•Morgan Halfhill has been awarded the Society of Physics Students Outreach/Policy Internship, which involves developing the 2006 Student Outreach Catalyst Kit and other SPS outreach materials at the American Center for Physics in College Park, Md.

•Justin Roper will serve as a teaching assistant at Brookhaven National Laboratory's prestigious ACS Nuclear Chemistry Summer School in Upton, N.Y. He was a student in the program last summer.

•Bill Talkington will participate in the Marshall University and West Virginia State University NSF REU Bio-Inspired Chemistry Research Program. He says, “This opportunity interested me, because it offered a chance to experience intense research with experienced scientists. I also will have an opportunity to experience working in a cross-disciplinary environment with biologists and chemists.”

In addition, the following chemistry students have been awarded summer research positions:

•Lance Baird has been invited to work in polymer characterization and development at the University of Southern Mississippi School of Polymers and High Performance Materials, Hattiesburg. He says, “I learned about polymers earlier this semester and thought they were pretty interesting. The research I will perform this summer relates to a career path that I may want to pursue.”

•William Farkas has been accepted into Vanderbilt's Summer Science Academy. He will be working under Dr. Heidi Hamm, studying the structure of G-proteins. Farkas says the program interested him, because they are performing “cutting-edge research” in pharmacology, and he wanted the opportunity to “see what research was about before applying to medical school.” Farkas also was invited to participate in a clinical internship in Savannah, Ga., as well as a separate research program at UT-Memphis.

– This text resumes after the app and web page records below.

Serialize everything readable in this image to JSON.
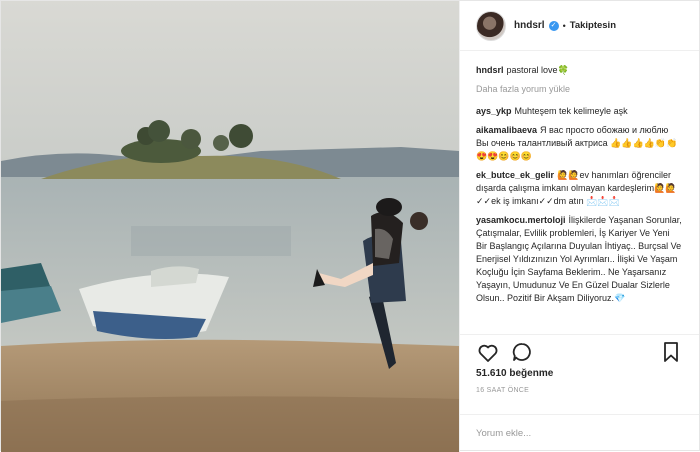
{
  "header": {
    "username": "hndsrl",
    "verified_icon": "verified-badge-icon",
    "separator": "•",
    "follow_status": "Takiptesin"
  },
  "caption": {
    "user": "hndsrl",
    "text": "pastoral love🍀"
  },
  "load_more": "Daha fazla yorum yükle",
  "comments": [
    {
      "user": "ays_ykp",
      "text": "Muhteşem tek kelimeyle aşk"
    },
    {
      "user": "aikamalibaeva",
      "text": "Я вас просто обожаю и люблю Вы очень талантливый актриса 👍👍👍👍👏👏😍😍😊😊😊"
    },
    {
      "user": "ek_butce_ek_gelir",
      "text": "🙋🙋ev hanımları öğrenciler dışarda çalışma imkanı olmayan kardeşlerim🙋🙋✓✓ek iş imkanı✓✓dm atın 📩📩📩"
    },
    {
      "user": "yasamkocu.mertoloji",
      "text": "İlişkilerde Yaşanan Sorunlar, Çatışmalar, Evlilik problemleri, İş Kariyer Ve Yeni Bir Başlangıç Açılarına Duyulan İhtiyaç.. Burçsal Ve Enerjisel Yıldızınızın Yol Ayrımları.. İlişki Ve Yaşam Koçluğu İçin Sayfama Beklerim.. Ne Yaşarsanız Yaşayın, Umudunuz Ve En Güzel Dualar Sizlerle Olsun.. Pozitif Bir Akşam Diliyoruz.💎"
    }
  ],
  "actions": {
    "like_icon": "heart-icon",
    "comment_icon": "comment-icon",
    "save_icon": "bookmark-icon"
  },
  "likes": "51.610 beğenme",
  "time_ago": "16 SAAT ÖNCE",
  "add_comment_placeholder": "Yorum ekle...",
  "colors": {
    "link": "#262626",
    "muted": "#999999",
    "verified": "#3897f0",
    "border": "#efefef"
  }
}
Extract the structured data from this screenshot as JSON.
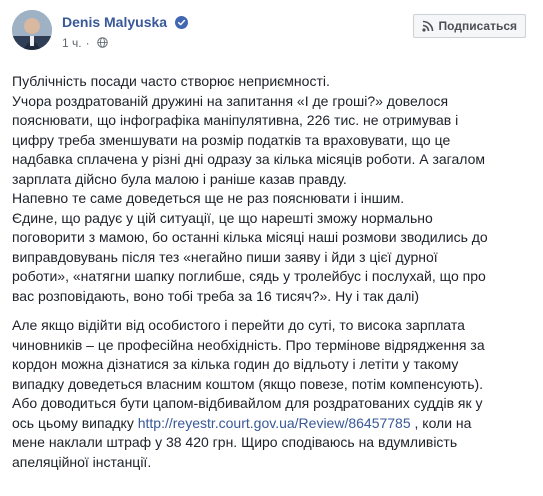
{
  "author": {
    "name": "Denis Malyuska",
    "verified": true,
    "time": "1 ч.",
    "privacy_icon": "globe-icon"
  },
  "subscribe_button": {
    "label": "Подписаться",
    "icon": "rss-icon"
  },
  "post": {
    "lines_block1": [
      "Публічність посади часто створює неприємності.",
      "Учора роздратованій дружині на запитання «І де гроші?» довелося",
      "пояснювати, що інфографіка маніпулятивна, 226 тис. не отримував і",
      "цифру треба зменшувати на розмір податків та враховувати, що це",
      "надбавка сплачена у різні дні одразу за кілька місяців роботи. А загалом",
      "зарплата дійсно була малою і раніше казав правду.",
      "Напевно те саме доведеться ще не раз пояснювати і іншим.",
      "Єдине, що радує у цій ситуації, це що нарешті зможу нормально",
      "поговорити з мамою, бо останні кілька місяці наші розмови зводились до",
      "виправдовувань після тез «негайно пиши заяву і йди з цієї дурної",
      "роботи», «натягни шапку поглибше, сядь у тролейбус і послухай, що про",
      "вас розповідають, воно тобі треба за 16 тисяч?». Ну і так далі)"
    ],
    "lines_block2": [
      "Але якщо відійти від особистого і перейти до суті, то висока зарплата",
      "чиновників – це професійна необхідність. Про термінове відрядження за",
      "кордон можна дізнатися за кілька годин до відльоту і летіти у такому",
      "випадку доведеться власним коштом (якщо повезе, потім компенсують).",
      "Або доводиться бути цапом-відбивайлом для роздратованих суддів як у"
    ],
    "link_line_prefix": "ось цьому випадку ",
    "link_text": "http://reyestr.court.gov.ua/Review/86457785",
    "link_line_suffix": " , коли на",
    "lines_block2_end": [
      "мене наклали штраф у 38 420 грн. Щиро сподіваюсь на вдумливість",
      "апеляційної інстанції."
    ]
  },
  "colors": {
    "name": "#385898",
    "link": "#385898",
    "verified_badge": "#4267b2",
    "text": "#1d2129",
    "meta": "#606770"
  }
}
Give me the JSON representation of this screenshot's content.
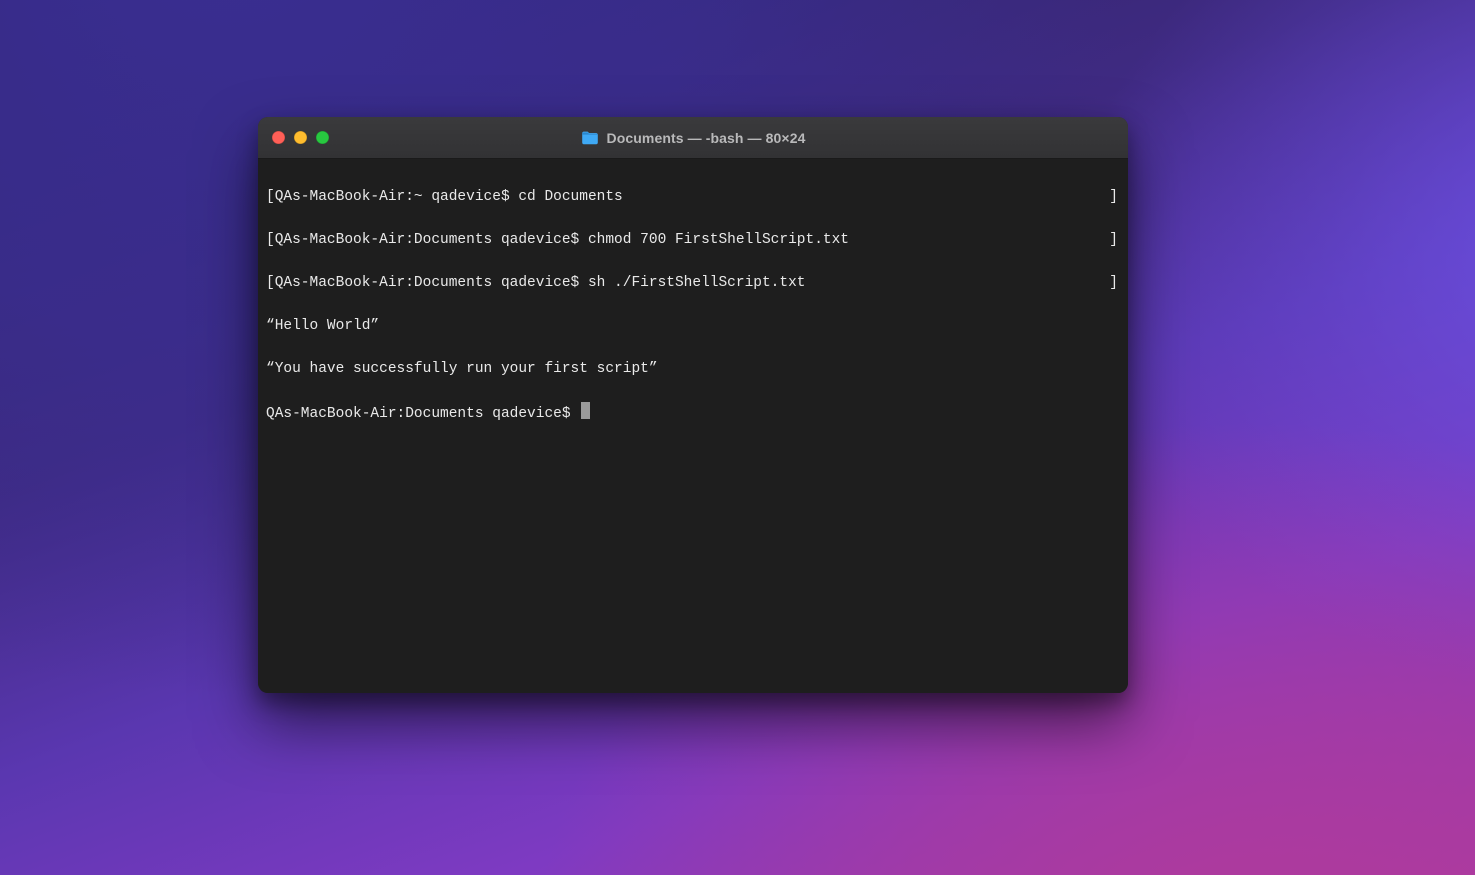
{
  "window": {
    "title": "Documents — -bash — 80×24"
  },
  "traffic_lights": {
    "close": "close",
    "minimize": "minimize",
    "zoom": "zoom"
  },
  "terminal": {
    "lines": [
      "QAs-MacBook-Air:~ qadevice$ cd Documents",
      "QAs-MacBook-Air:Documents qadevice$ chmod 700 FirstShellScript.txt",
      "QAs-MacBook-Air:Documents qadevice$ sh ./FirstShellScript.txt",
      "“Hello World”",
      "“You have successfully run your first script”"
    ],
    "prompt": "QAs-MacBook-Air:Documents qadevice$ "
  }
}
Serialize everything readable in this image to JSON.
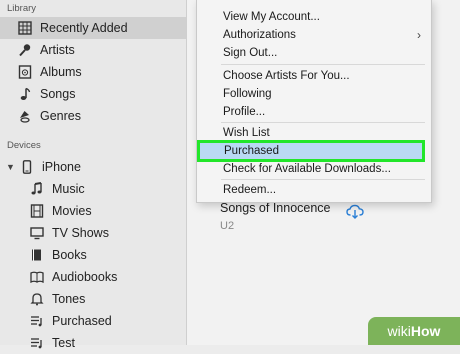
{
  "sidebar": {
    "library_header": "Library",
    "library": [
      {
        "label": "Recently Added",
        "icon": "grid-icon",
        "selected": true
      },
      {
        "label": "Artists",
        "icon": "microphone-icon"
      },
      {
        "label": "Albums",
        "icon": "album-icon"
      },
      {
        "label": "Songs",
        "icon": "music-note-icon"
      },
      {
        "label": "Genres",
        "icon": "genres-icon"
      }
    ],
    "devices_header": "Devices",
    "device": {
      "label": "iPhone",
      "icon": "phone-icon",
      "disclosure": "▼"
    },
    "device_items": [
      {
        "label": "Music",
        "icon": "music-note-icon"
      },
      {
        "label": "Movies",
        "icon": "film-icon"
      },
      {
        "label": "TV Shows",
        "icon": "tv-icon"
      },
      {
        "label": "Books",
        "icon": "book-icon"
      },
      {
        "label": "Audiobooks",
        "icon": "audiobook-icon"
      },
      {
        "label": "Tones",
        "icon": "bell-icon"
      },
      {
        "label": "Purchased",
        "icon": "list-icon"
      },
      {
        "label": "Test",
        "icon": "list-icon"
      }
    ]
  },
  "menu": {
    "items": [
      {
        "label": "View My Account..."
      },
      {
        "label": "Authorizations",
        "submenu": "›"
      },
      {
        "label": "Sign Out..."
      },
      {
        "label": "Choose Artists For You..."
      },
      {
        "label": "Following"
      },
      {
        "label": "Profile..."
      },
      {
        "label": "Wish List"
      },
      {
        "label": "Purchased",
        "highlighted": true
      },
      {
        "label": "Check for Available Downloads..."
      },
      {
        "label": "Redeem..."
      }
    ]
  },
  "main": {
    "album_title": "Songs of Innocence",
    "album_artist": "U2"
  },
  "watermark": {
    "prefix": "wiki",
    "suffix": "How"
  },
  "colors": {
    "highlight_border": "#22e62a",
    "highlight_fill": "#b9d9f4",
    "cloud": "#2a7fd6"
  }
}
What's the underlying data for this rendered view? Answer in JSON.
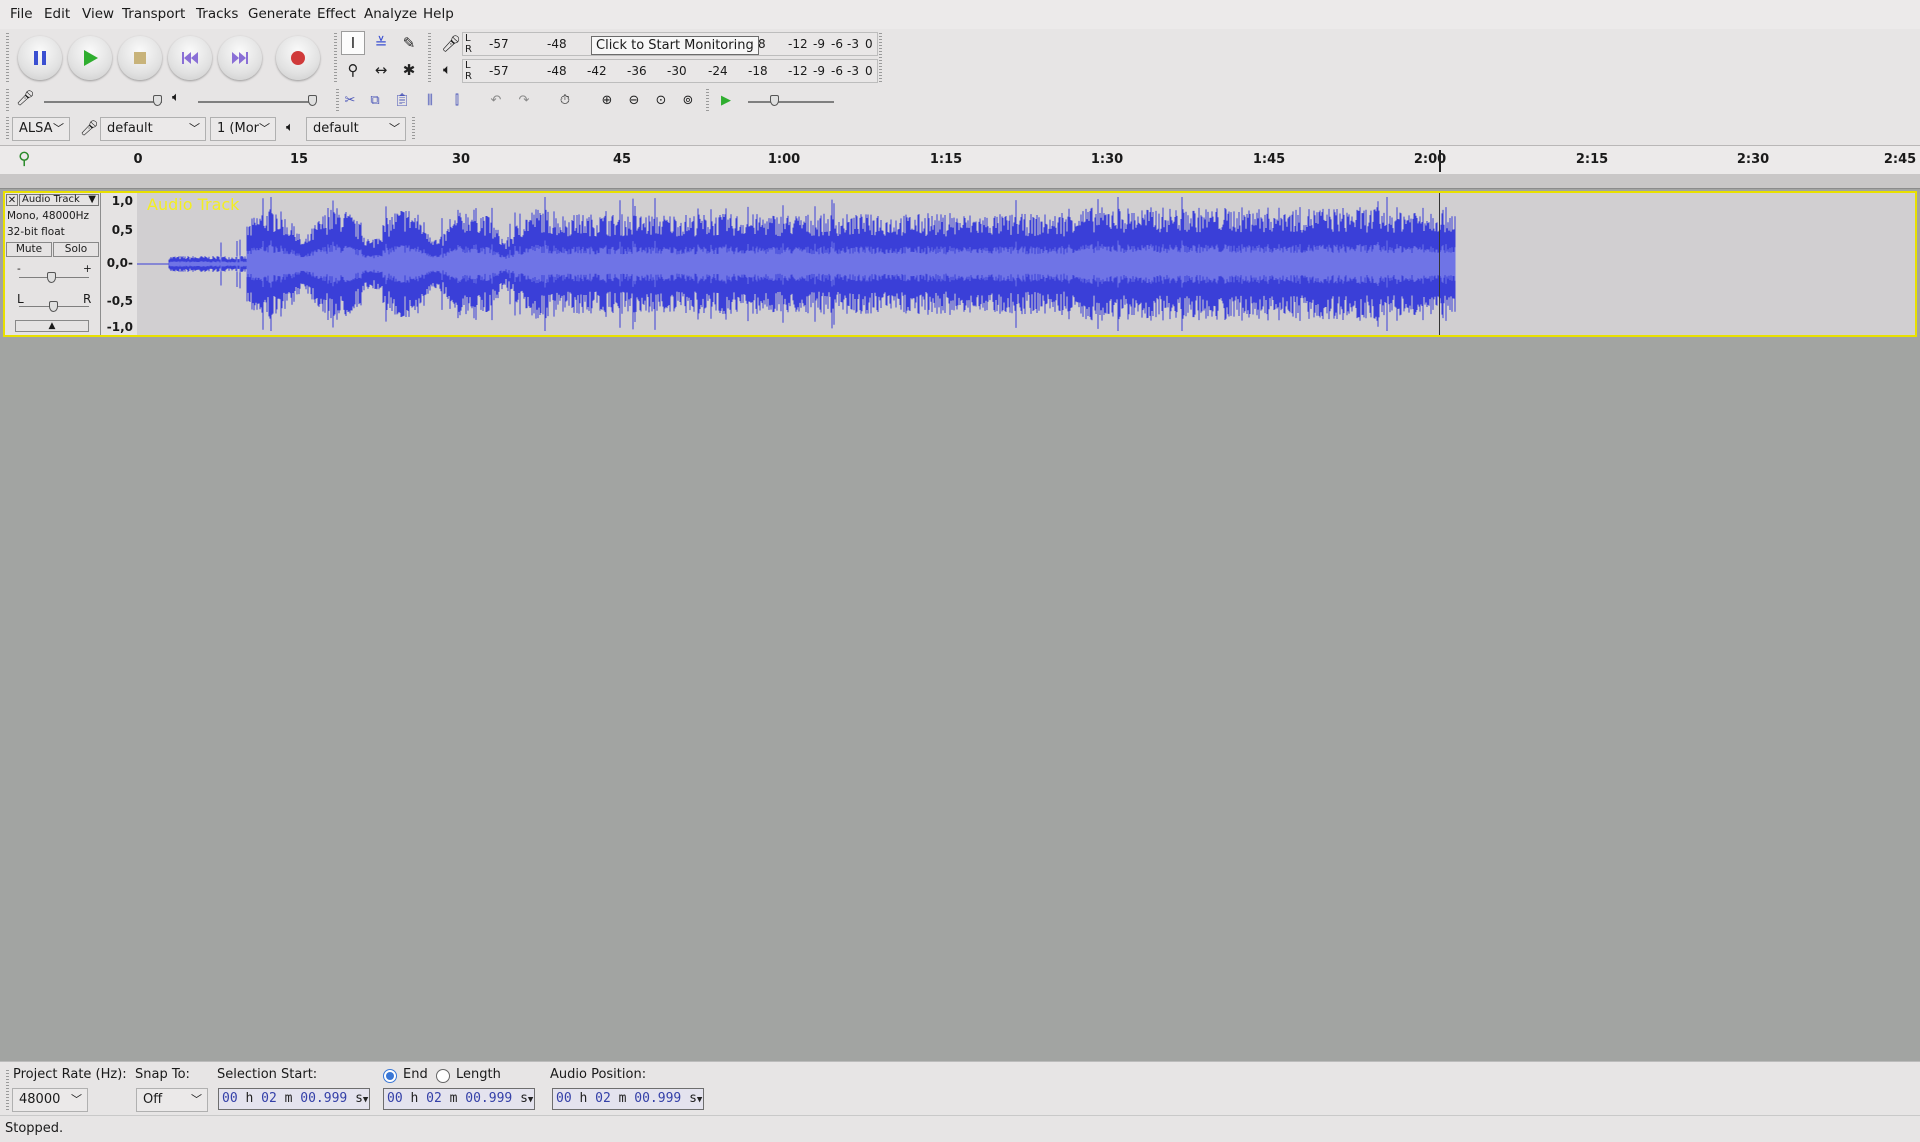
{
  "menu": [
    "File",
    "Edit",
    "View",
    "Transport",
    "Tracks",
    "Generate",
    "Effect",
    "Analyze",
    "Help"
  ],
  "transport": {
    "pause": "pause-icon",
    "play": "play-icon",
    "stop": "stop-icon",
    "skip_start": "skip-start-icon",
    "skip_end": "skip-end-icon",
    "record": "record-icon"
  },
  "meters": {
    "record_ticks": [
      "-57",
      "-48",
      "-12",
      "-9",
      "-6",
      "-3",
      "0"
    ],
    "monitor_label": "Click to Start Monitoring",
    "monitor_tail": "8",
    "playback_ticks": [
      "-57",
      "-48",
      "-42",
      "-36",
      "-30",
      "-24",
      "-18",
      "-12",
      "-9",
      "-6",
      "-3",
      "0"
    ],
    "lr": [
      "L",
      "R"
    ]
  },
  "devices": {
    "host": "ALSA",
    "recording_device": "default",
    "channels": "1 (Mor",
    "playback_device": "default"
  },
  "ruler": {
    "ticks": [
      "0",
      "15",
      "30",
      "45",
      "1:00",
      "1:15",
      "1:30",
      "1:45",
      "2:00",
      "2:15",
      "2:30",
      "2:45"
    ]
  },
  "track": {
    "name": "Audio Track",
    "info_line1": "Mono, 48000Hz",
    "info_line2": "32-bit float",
    "mute": "Mute",
    "solo": "Solo",
    "gain_minus": "-",
    "gain_plus": "+",
    "pan_left": "L",
    "pan_right": "R",
    "scale": [
      "1,0",
      "0,5",
      "0,0-",
      "-0,5",
      "-1,0"
    ],
    "wave_color": "#3a3fd8",
    "wave_fill_color": "#6f74e6"
  },
  "selection": {
    "project_rate_label": "Project Rate (Hz):",
    "project_rate": "48000",
    "snap_label": "Snap To:",
    "snap": "Off",
    "sel_start_label": "Selection Start:",
    "end_label": "End",
    "length_label": "Length",
    "audio_pos_label": "Audio Position:",
    "sel_start_digits": [
      "00",
      "02",
      "00.999"
    ],
    "end_digits": [
      "00",
      "02",
      "00.999"
    ],
    "audio_pos_digits": [
      "00",
      "02",
      "00.999"
    ],
    "units": [
      "h",
      "m",
      "s"
    ]
  },
  "status": "Stopped."
}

•Kenneth Robertson has been invited to the Center of Computational Quantum Chemistry at the University of Georgia at Athens. Robertson, who also will have the opportunity to work as a youth intern at a local church, says the position interested him because of the “unique opportunity to work with world-class professors in a relaxed research environment investigating molecular structure on a quantum level.”

•Alton Williams will participate in a public health internship program run by Morehouse College in Atlanta. He says, “I am interested in attending medical school and eventually working in international public health administration. This internship is an opportunity for me to see what that career is like.”

Dr. Carrie Brennan, assistant professor of chemistry, says, “It is harder to be accepted to a chemistry REU (research experience for undergraduates) than it is to get into medical school. There are 2.8 med school applications for each available seat, compared to 4.4 chemistry REU applications for every REU seat. So it is extremely impressive that so many of our science students are being granted these opportunities.”

For more information, telephone Taylor at (931) 221-6361 or Brennan at (931) 221-7623.
—Rebecca Mackey